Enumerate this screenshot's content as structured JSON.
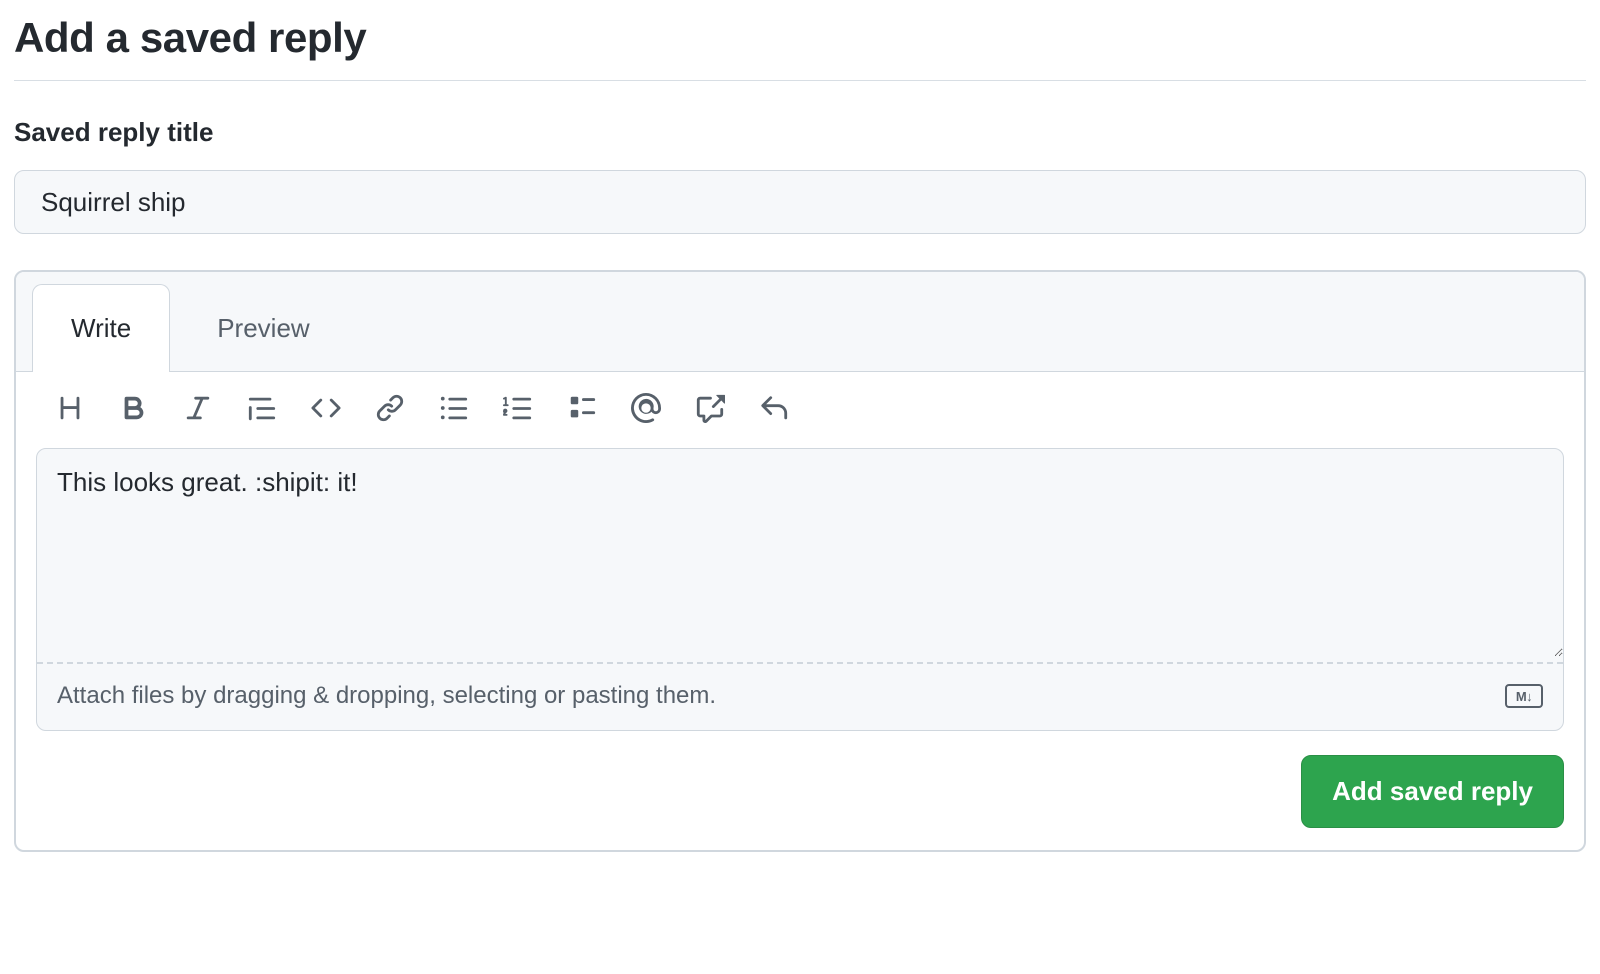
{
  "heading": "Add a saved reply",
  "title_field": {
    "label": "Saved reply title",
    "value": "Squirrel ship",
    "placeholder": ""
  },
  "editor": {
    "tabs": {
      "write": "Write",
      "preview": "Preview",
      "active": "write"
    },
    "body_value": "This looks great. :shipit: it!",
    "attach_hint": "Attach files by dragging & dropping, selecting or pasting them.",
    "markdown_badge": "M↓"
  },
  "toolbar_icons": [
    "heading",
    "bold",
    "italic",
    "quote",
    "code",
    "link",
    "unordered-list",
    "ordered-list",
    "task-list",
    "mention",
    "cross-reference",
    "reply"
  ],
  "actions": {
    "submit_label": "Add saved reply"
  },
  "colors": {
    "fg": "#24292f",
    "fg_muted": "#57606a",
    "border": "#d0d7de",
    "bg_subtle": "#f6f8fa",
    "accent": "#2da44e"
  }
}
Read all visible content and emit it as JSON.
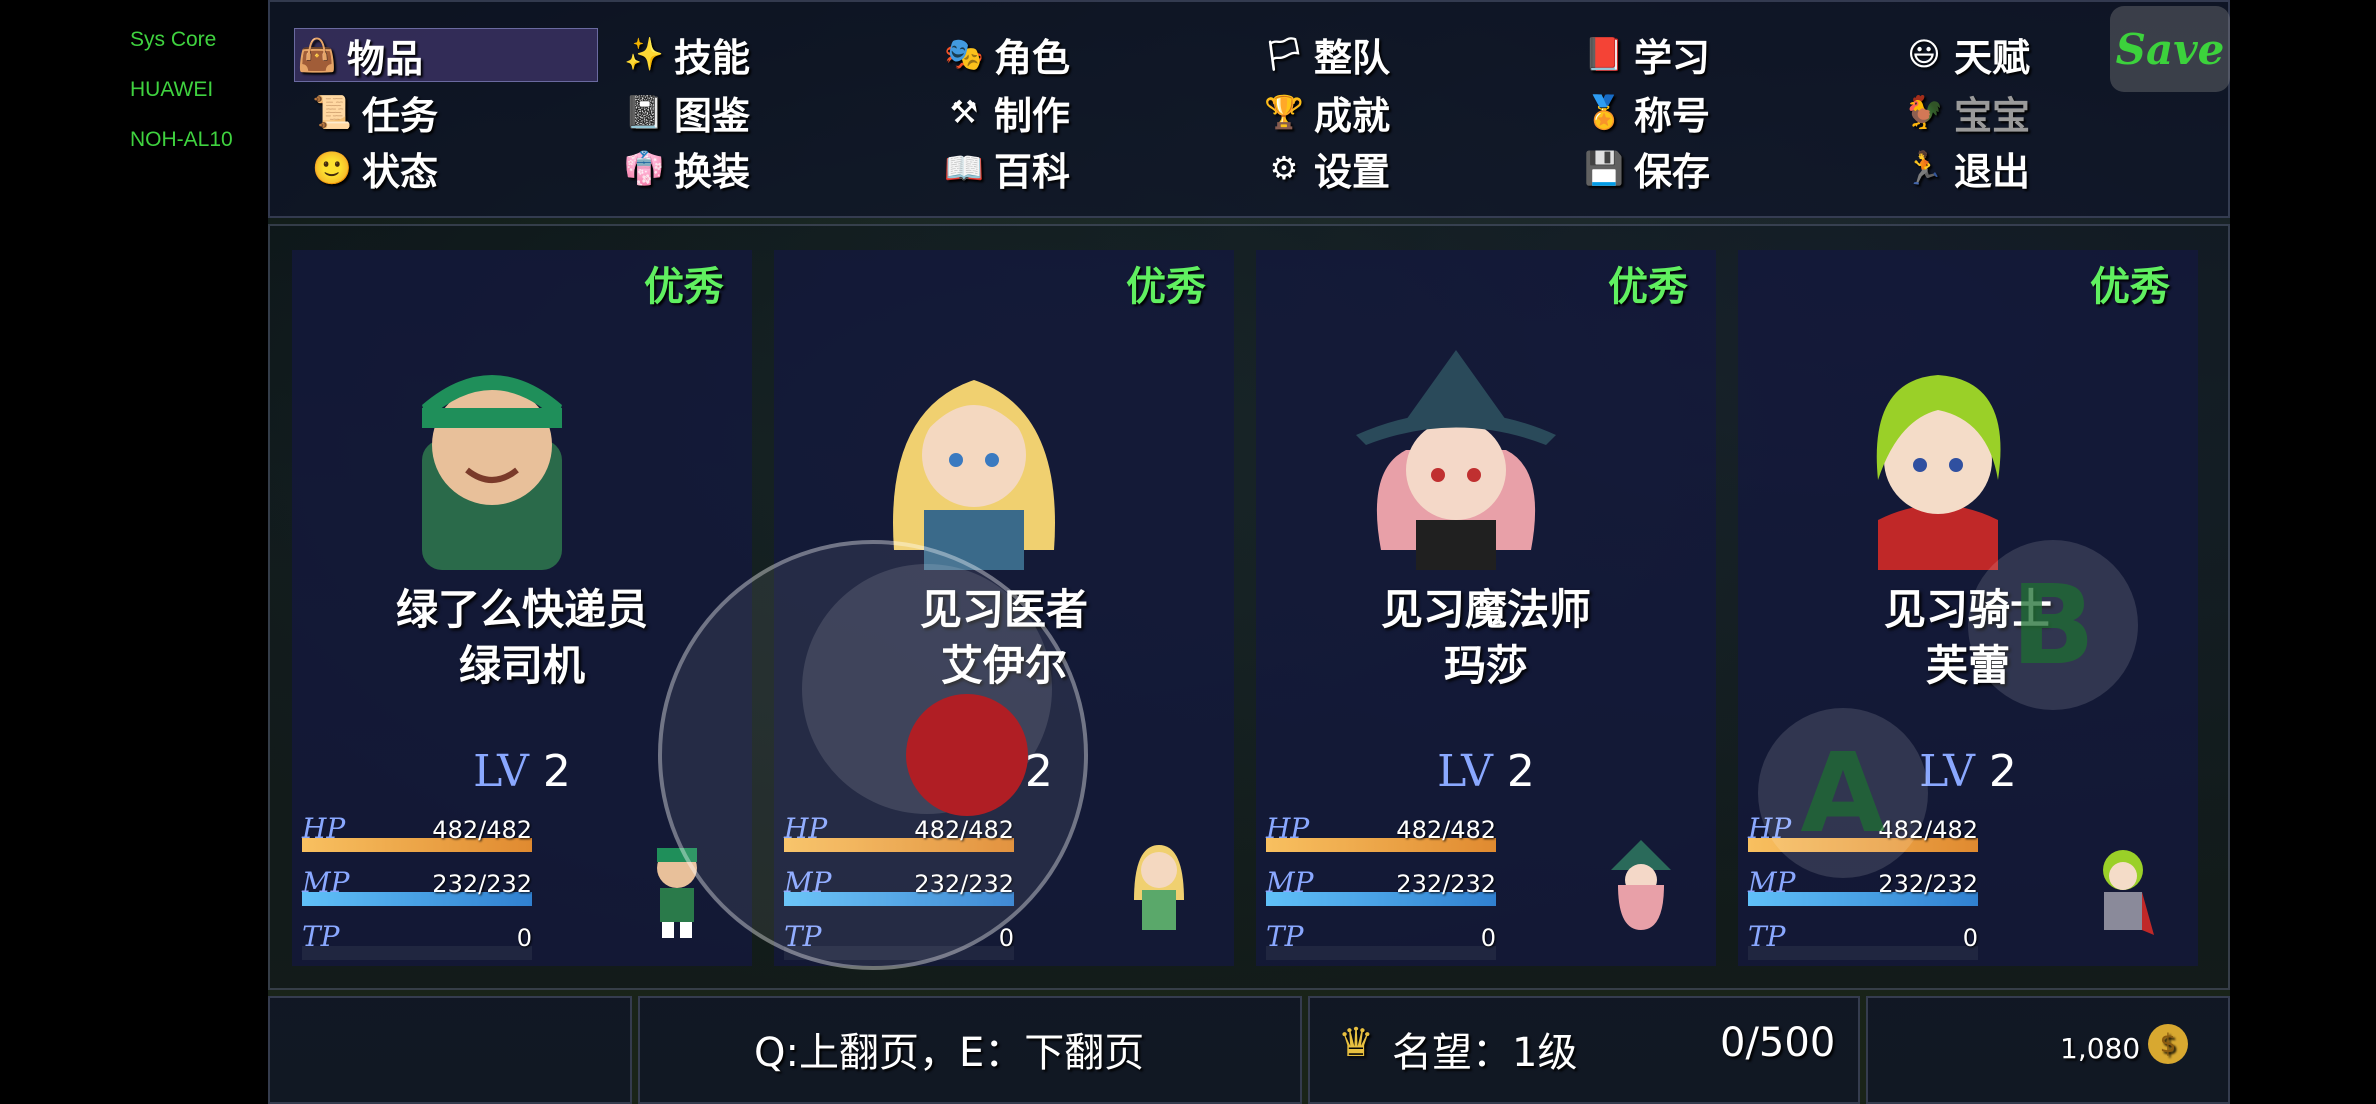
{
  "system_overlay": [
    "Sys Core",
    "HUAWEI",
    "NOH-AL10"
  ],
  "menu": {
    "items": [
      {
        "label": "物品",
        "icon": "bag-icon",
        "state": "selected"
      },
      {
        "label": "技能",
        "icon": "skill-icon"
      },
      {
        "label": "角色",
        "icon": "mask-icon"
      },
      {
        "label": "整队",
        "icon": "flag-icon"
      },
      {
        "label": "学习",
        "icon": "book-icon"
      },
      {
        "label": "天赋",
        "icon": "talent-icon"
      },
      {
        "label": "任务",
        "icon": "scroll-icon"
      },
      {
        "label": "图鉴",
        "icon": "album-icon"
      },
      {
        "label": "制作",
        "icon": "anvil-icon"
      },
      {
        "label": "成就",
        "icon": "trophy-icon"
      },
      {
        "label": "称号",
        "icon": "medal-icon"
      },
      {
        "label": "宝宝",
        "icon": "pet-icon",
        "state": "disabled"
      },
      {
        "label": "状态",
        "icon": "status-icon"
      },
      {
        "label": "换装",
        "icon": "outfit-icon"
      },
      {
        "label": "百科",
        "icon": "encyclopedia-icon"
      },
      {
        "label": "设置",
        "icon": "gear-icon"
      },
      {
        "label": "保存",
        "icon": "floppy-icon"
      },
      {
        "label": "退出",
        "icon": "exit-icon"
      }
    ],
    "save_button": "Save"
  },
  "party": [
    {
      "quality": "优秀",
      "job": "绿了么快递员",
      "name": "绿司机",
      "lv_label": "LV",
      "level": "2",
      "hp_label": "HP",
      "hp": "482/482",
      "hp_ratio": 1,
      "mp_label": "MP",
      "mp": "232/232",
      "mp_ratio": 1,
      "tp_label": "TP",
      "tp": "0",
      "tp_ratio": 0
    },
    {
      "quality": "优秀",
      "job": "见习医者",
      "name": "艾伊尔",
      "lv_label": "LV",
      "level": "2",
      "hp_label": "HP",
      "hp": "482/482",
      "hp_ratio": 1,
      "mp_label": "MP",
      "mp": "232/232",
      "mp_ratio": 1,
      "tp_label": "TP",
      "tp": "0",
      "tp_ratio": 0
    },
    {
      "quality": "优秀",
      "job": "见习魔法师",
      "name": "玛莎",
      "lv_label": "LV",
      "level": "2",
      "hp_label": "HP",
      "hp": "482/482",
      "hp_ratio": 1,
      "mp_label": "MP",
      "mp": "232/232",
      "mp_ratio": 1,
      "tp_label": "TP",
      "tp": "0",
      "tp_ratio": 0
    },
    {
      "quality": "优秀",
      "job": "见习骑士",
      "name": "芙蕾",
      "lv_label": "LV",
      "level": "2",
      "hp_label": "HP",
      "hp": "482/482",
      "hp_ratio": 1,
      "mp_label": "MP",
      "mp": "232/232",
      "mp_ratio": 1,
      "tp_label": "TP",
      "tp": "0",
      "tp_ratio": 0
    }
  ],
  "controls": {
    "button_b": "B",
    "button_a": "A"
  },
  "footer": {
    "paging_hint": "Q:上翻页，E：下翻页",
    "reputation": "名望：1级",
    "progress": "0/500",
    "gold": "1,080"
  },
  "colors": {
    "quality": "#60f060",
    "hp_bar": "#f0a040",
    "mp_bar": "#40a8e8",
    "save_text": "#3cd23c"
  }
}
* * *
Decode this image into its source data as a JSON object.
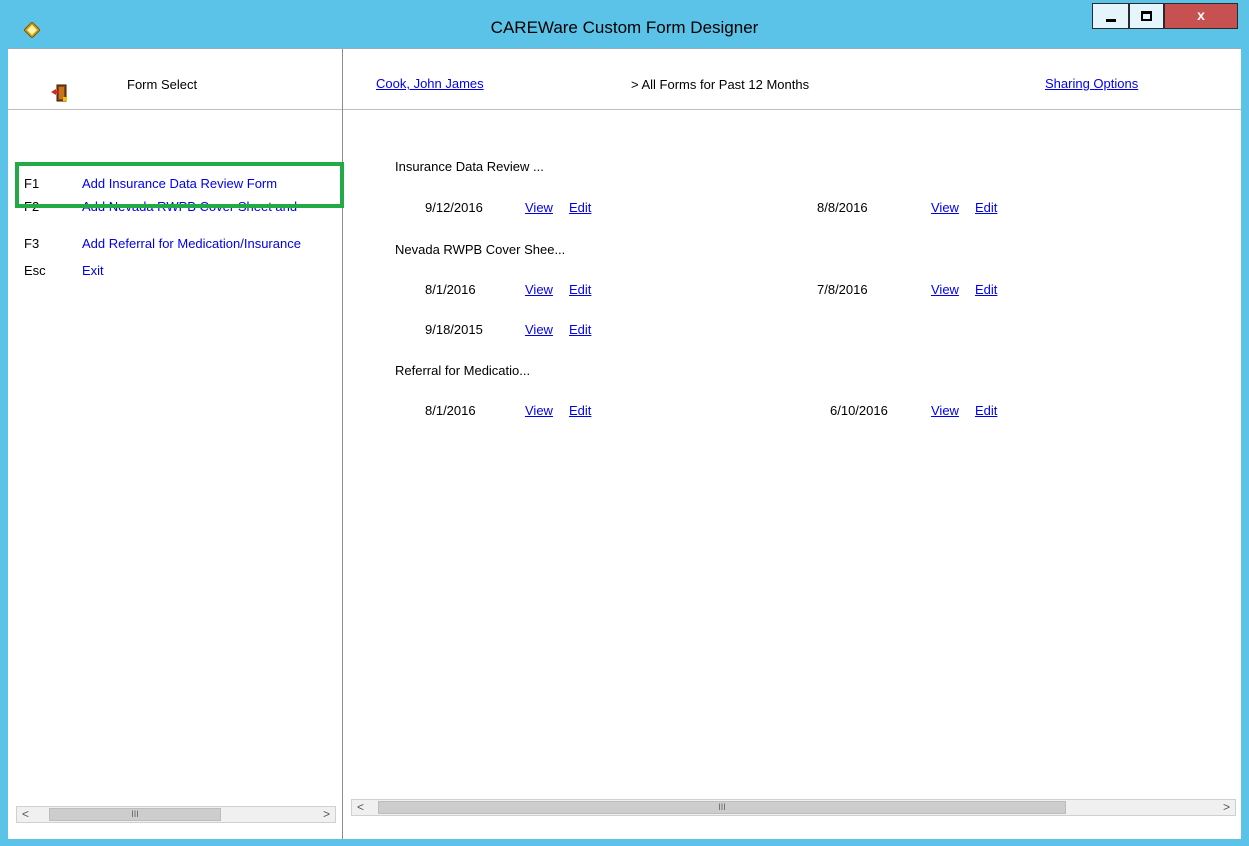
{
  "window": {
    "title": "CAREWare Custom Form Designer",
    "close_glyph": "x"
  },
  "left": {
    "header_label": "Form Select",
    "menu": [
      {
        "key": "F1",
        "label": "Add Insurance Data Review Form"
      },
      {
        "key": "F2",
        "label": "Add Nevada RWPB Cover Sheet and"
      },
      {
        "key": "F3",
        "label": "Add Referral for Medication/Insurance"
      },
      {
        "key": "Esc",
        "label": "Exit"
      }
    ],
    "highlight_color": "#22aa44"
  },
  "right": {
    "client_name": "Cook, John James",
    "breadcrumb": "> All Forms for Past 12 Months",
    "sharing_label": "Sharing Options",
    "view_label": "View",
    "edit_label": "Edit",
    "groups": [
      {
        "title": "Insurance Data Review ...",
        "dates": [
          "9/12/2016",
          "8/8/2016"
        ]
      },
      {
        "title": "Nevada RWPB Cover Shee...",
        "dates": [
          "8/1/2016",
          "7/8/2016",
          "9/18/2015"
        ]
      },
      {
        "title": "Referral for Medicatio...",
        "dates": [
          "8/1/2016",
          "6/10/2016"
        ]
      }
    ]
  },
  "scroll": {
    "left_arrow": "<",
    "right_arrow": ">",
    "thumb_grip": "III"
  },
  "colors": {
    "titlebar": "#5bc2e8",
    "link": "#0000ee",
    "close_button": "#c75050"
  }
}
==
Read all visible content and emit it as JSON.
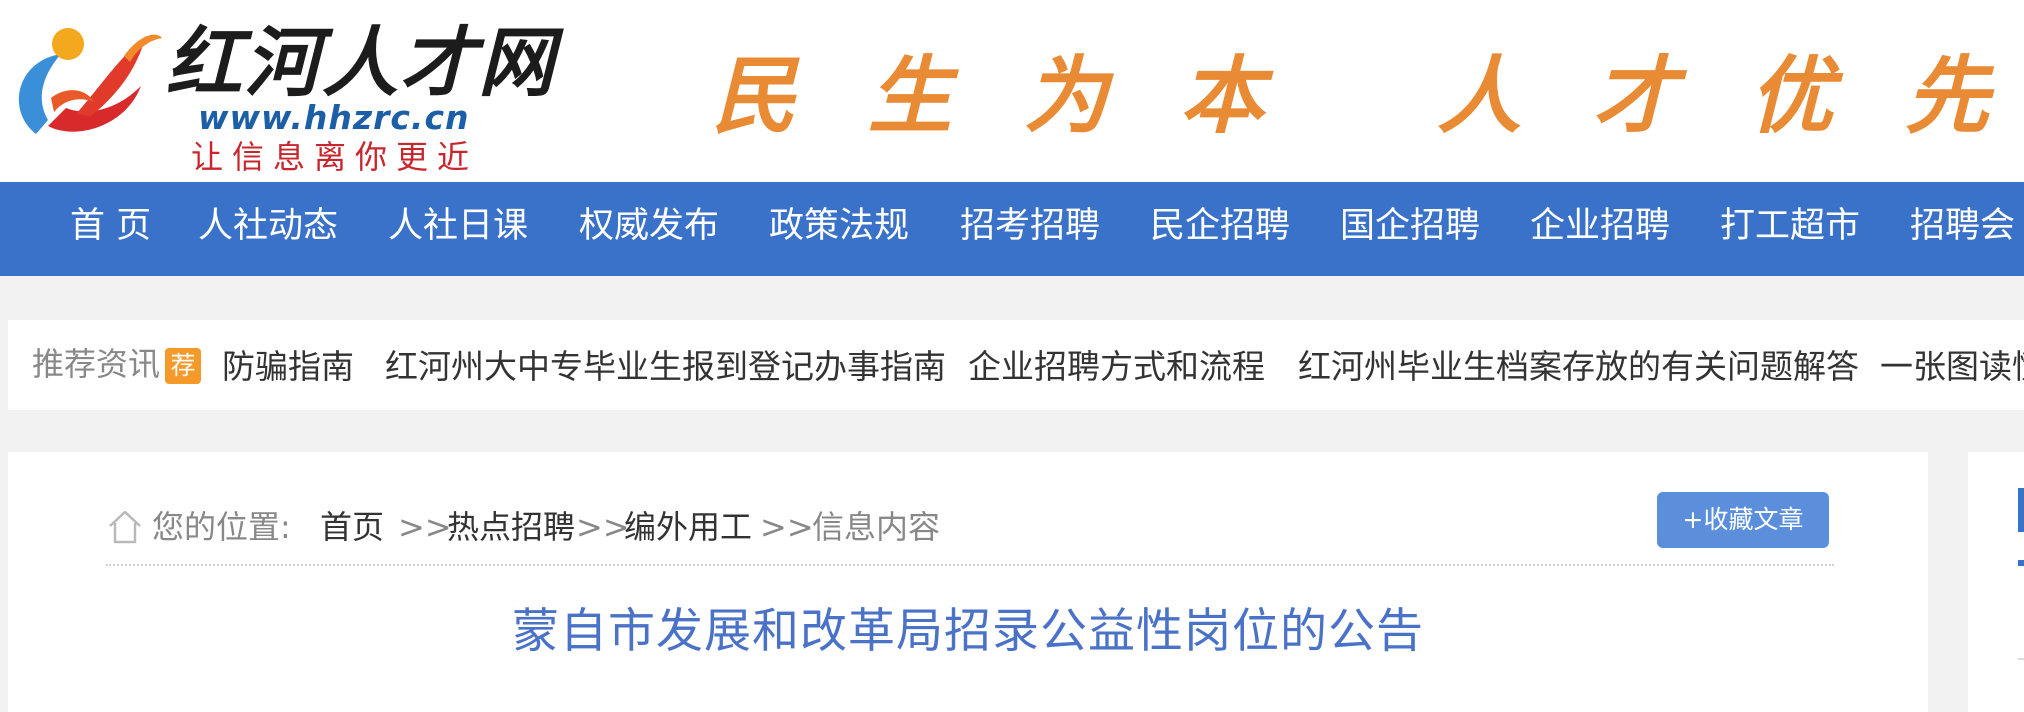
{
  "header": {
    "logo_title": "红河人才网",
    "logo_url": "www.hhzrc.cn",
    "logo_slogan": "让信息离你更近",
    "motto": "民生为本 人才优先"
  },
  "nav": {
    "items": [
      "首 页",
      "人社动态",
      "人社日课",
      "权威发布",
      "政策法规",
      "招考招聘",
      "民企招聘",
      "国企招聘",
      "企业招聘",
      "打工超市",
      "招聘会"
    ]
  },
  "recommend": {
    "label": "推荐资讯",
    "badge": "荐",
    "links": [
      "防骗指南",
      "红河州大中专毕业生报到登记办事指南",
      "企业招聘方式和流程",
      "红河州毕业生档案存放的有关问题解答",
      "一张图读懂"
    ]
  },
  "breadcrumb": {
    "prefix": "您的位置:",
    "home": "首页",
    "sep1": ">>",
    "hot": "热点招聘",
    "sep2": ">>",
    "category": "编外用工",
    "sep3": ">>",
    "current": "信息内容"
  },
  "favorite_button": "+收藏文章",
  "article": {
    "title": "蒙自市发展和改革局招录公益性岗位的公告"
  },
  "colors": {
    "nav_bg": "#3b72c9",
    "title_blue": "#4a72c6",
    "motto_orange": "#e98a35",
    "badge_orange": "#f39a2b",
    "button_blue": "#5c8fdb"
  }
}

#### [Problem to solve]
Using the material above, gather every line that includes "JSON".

#### [Result]
Enumerate this screenshot's content as structured JSON.
Read all visible content and emit it as JSON.
Decode this image into its source data as a JSON object.
Read all visible content and emit it as JSON.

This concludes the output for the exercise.